_EXERCISE DESCRIPTION:_ Please give the records below back in full, exactly as shown.

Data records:
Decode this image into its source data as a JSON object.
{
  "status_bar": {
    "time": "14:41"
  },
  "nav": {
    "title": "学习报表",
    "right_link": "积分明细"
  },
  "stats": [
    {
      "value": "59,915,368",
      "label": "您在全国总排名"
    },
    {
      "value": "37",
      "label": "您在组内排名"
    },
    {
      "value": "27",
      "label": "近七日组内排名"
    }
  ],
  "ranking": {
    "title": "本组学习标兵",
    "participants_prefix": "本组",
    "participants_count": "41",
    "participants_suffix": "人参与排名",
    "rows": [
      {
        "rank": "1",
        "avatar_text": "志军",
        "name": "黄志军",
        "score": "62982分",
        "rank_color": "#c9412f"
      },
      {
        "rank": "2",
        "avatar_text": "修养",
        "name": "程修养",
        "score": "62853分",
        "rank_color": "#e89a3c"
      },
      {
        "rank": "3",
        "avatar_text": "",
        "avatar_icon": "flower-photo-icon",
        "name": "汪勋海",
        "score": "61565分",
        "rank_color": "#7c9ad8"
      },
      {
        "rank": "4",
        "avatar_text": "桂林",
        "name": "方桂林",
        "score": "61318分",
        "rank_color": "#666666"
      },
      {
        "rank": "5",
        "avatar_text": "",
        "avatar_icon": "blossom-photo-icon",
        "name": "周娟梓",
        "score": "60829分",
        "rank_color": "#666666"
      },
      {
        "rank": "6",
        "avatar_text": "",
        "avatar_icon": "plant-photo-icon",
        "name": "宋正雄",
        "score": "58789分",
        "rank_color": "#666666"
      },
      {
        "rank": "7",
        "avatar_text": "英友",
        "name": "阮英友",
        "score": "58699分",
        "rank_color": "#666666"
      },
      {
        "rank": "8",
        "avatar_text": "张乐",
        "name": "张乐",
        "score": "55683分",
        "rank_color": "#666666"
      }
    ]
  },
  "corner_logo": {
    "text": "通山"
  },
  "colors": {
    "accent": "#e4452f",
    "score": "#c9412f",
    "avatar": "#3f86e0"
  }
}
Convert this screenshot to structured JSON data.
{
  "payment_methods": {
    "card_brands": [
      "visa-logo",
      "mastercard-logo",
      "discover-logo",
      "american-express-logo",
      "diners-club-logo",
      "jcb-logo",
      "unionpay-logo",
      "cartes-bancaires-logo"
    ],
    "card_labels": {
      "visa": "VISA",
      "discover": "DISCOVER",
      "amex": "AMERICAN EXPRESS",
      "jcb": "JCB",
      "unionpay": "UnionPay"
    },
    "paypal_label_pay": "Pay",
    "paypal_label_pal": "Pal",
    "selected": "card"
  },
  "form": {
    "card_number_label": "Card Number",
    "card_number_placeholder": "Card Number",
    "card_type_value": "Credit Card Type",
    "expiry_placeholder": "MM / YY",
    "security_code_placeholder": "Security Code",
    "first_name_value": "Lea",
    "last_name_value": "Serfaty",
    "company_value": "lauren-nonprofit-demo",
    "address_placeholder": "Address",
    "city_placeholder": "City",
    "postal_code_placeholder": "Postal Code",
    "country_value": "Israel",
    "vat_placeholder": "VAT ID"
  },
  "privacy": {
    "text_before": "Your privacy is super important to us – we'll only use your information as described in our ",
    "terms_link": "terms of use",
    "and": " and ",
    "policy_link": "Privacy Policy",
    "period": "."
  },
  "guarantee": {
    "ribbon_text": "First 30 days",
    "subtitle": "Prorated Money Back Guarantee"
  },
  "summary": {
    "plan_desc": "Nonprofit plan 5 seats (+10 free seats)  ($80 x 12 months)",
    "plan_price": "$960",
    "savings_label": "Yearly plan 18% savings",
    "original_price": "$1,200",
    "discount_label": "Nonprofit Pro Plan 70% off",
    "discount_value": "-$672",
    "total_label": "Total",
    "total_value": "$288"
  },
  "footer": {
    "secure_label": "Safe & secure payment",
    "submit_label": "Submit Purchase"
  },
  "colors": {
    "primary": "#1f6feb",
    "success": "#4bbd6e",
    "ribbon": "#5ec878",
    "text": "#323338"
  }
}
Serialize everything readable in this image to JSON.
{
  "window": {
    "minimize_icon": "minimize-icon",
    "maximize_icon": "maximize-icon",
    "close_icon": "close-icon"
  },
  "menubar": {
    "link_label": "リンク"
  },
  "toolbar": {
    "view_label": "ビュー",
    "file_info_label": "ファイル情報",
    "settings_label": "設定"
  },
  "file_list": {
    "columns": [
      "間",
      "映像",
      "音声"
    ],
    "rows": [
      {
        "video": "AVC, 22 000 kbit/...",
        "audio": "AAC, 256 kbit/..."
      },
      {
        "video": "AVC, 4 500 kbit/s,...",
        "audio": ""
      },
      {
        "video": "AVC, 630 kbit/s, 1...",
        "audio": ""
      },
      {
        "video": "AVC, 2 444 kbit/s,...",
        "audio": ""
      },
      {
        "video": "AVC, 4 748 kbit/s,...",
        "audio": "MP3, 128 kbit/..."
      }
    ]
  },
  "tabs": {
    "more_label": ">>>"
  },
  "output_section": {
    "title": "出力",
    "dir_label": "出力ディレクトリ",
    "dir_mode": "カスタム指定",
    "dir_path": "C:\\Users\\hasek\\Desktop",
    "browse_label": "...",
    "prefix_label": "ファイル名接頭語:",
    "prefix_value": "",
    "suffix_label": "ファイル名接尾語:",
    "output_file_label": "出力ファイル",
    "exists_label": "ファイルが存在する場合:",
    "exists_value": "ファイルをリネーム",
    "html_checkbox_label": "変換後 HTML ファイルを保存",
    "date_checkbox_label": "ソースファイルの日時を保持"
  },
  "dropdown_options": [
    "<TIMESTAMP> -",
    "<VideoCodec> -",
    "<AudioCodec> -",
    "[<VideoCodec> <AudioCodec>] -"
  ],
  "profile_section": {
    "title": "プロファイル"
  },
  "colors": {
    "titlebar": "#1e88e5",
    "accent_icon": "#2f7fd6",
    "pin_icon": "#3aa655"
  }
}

_WRITTEN RESPONSE:_
Decode this image into its source data as a JSON object.
{
  "status_bar": {
    "time": "14:41"
  },
  "nav": {
    "title": "学习报表",
    "right_link": "积分明细"
  },
  "stats": [
    {
      "value": "59,915,368",
      "label": "您在全国总排名"
    },
    {
      "value": "37",
      "label": "您在组内排名"
    },
    {
      "value": "27",
      "label": "近七日组内排名"
    }
  ],
  "ranking": {
    "title": "本组学习标兵",
    "participants_prefix": "本组",
    "participants_count": "41",
    "participants_suffix": "人参与排名",
    "rows": [
      {
        "rank": "1",
        "avatar_text": "志军",
        "name": "黄志军",
        "score": "62982分",
        "rank_color": "#c9412f"
      },
      {
        "rank": "2",
        "avatar_text": "修养",
        "name": "程修养",
        "score": "62853分",
        "rank_color": "#e89a3c"
      },
      {
        "rank": "3",
        "avatar_text": "",
        "avatar_icon": "flower-photo-icon",
        "name": "汪勋海",
        "score": "61565分",
        "rank_color": "#7c9ad8"
      },
      {
        "rank": "4",
        "avatar_text": "桂林",
        "name": "方桂林",
        "score": "61318分",
        "rank_color": "#666666"
      },
      {
        "rank": "5",
        "avatar_text": "",
        "avatar_icon": "blossom-photo-icon",
        "name": "周娟梓",
        "score": "60829分",
        "rank_color": "#666666"
      },
      {
        "rank": "6",
        "avatar_text": "",
        "avatar_icon": "plant-photo-icon",
        "name": "宋正雄",
        "score": "58789分",
        "rank_color": "#666666"
      },
      {
        "rank": "7",
        "avatar_text": "英友",
        "name": "阮英友",
        "score": "58699分",
        "rank_color": "#666666"
      },
      {
        "rank": "8",
        "avatar_text": "张乐",
        "name": "张乐",
        "score": "55683分",
        "rank_color": "#666666"
      }
    ]
  },
  "corner_logo": {
    "text": "通山"
  },
  "colors": {
    "accent": "#e4452f",
    "score": "#c9412f",
    "avatar": "#3f86e0"
  }
}
Convert this screenshot to structured JSON data.
{
  "payment_methods": {
    "card_brands": [
      "visa-logo",
      "mastercard-logo",
      "discover-logo",
      "american-express-logo",
      "diners-club-logo",
      "jcb-logo",
      "unionpay-logo",
      "cartes-bancaires-logo"
    ],
    "card_labels": {
      "visa": "VISA",
      "discover": "DISCOVER",
      "amex": "AMERICAN EXPRESS",
      "jcb": "JCB",
      "unionpay": "UnionPay"
    },
    "paypal_label_pay": "Pay",
    "paypal_label_pal": "Pal",
    "selected": "card"
  },
  "form": {
    "card_number_label": "Card Number",
    "card_number_placeholder": "Card Number",
    "card_type_value": "Credit Card Type",
    "expiry_placeholder": "MM / YY",
    "security_code_placeholder": "Security Code",
    "first_name_value": "Lea",
    "last_name_value": "Serfaty",
    "company_value": "lauren-nonprofit-demo",
    "address_placeholder": "Address",
    "city_placeholder": "City",
    "postal_code_placeholder": "Postal Code",
    "country_value": "Israel",
    "vat_placeholder": "VAT ID"
  },
  "privacy": {
    "text_before": "Your privacy is super important to us – we'll only use your information as described in our ",
    "terms_link": "terms of use",
    "and": " and ",
    "policy_link": "Privacy Policy",
    "period": "."
  },
  "guarantee": {
    "ribbon_text": "First 30 days",
    "subtitle": "Prorated Money Back Guarantee"
  },
  "summary": {
    "plan_desc": "Nonprofit plan 5 seats (+10 free seats)  ($80 x 12 months)",
    "plan_price": "$960",
    "savings_label": "Yearly plan 18% savings",
    "original_price": "$1,200",
    "discount_label": "Nonprofit Pro Plan 70% off",
    "discount_value": "-$672",
    "total_label": "Total",
    "total_value": "$288"
  },
  "footer": {
    "secure_label": "Safe & secure payment",
    "submit_label": "Submit Purchase"
  },
  "colors": {
    "primary": "#1f6feb",
    "success": "#4bbd6e",
    "ribbon": "#5ec878",
    "text": "#323338"
  }
}
Serialize everything readable in this image to JSON.
{
  "window": {
    "minimize_icon": "minimize-icon",
    "maximize_icon": "maximize-icon",
    "close_icon": "close-icon"
  },
  "menubar": {
    "link_label": "リンク"
  },
  "toolbar": {
    "view_label": "ビュー",
    "file_info_label": "ファイル情報",
    "settings_label": "設定"
  },
  "file_list": {
    "columns": [
      "間",
      "映像",
      "音声"
    ],
    "rows": [
      {
        "video": "AVC, 22 000 kbit/...",
        "audio": "AAC, 256 kbit/..."
      },
      {
        "video": "AVC, 4 500 kbit/s,...",
        "audio": ""
      },
      {
        "video": "AVC, 630 kbit/s, 1...",
        "audio": ""
      },
      {
        "video": "AVC, 2 444 kbit/s,...",
        "audio": ""
      },
      {
        "video": "AVC, 4 748 kbit/s,...",
        "audio": "MP3, 128 kbit/..."
      }
    ]
  },
  "tabs": {
    "more_label": ">>>"
  },
  "output_section": {
    "title": "出力",
    "dir_label": "出力ディレクトリ",
    "dir_mode": "カスタム指定",
    "dir_path": "C:\\Users\\hasek\\Desktop",
    "browse_label": "...",
    "prefix_label": "ファイル名接頭語:",
    "prefix_value": "",
    "suffix_label": "ファイル名接尾語:",
    "output_file_label": "出力ファイル",
    "exists_label": "ファイルが存在する場合:",
    "exists_value": "ファイルをリネーム",
    "html_checkbox_label": "変換後 HTML ファイルを保存",
    "date_checkbox_label": "ソースファイルの日時を保持"
  },
  "dropdown_options": [
    "<TIMESTAMP> -",
    "<VideoCodec> -",
    "<AudioCodec> -",
    "[<VideoCodec> <AudioCodec>] -"
  ],
  "profile_section": {
    "title": "プロファイル"
  },
  "colors": {
    "titlebar": "#1e88e5",
    "accent_icon": "#2f7fd6",
    "pin_icon": "#3aa655"
  }
}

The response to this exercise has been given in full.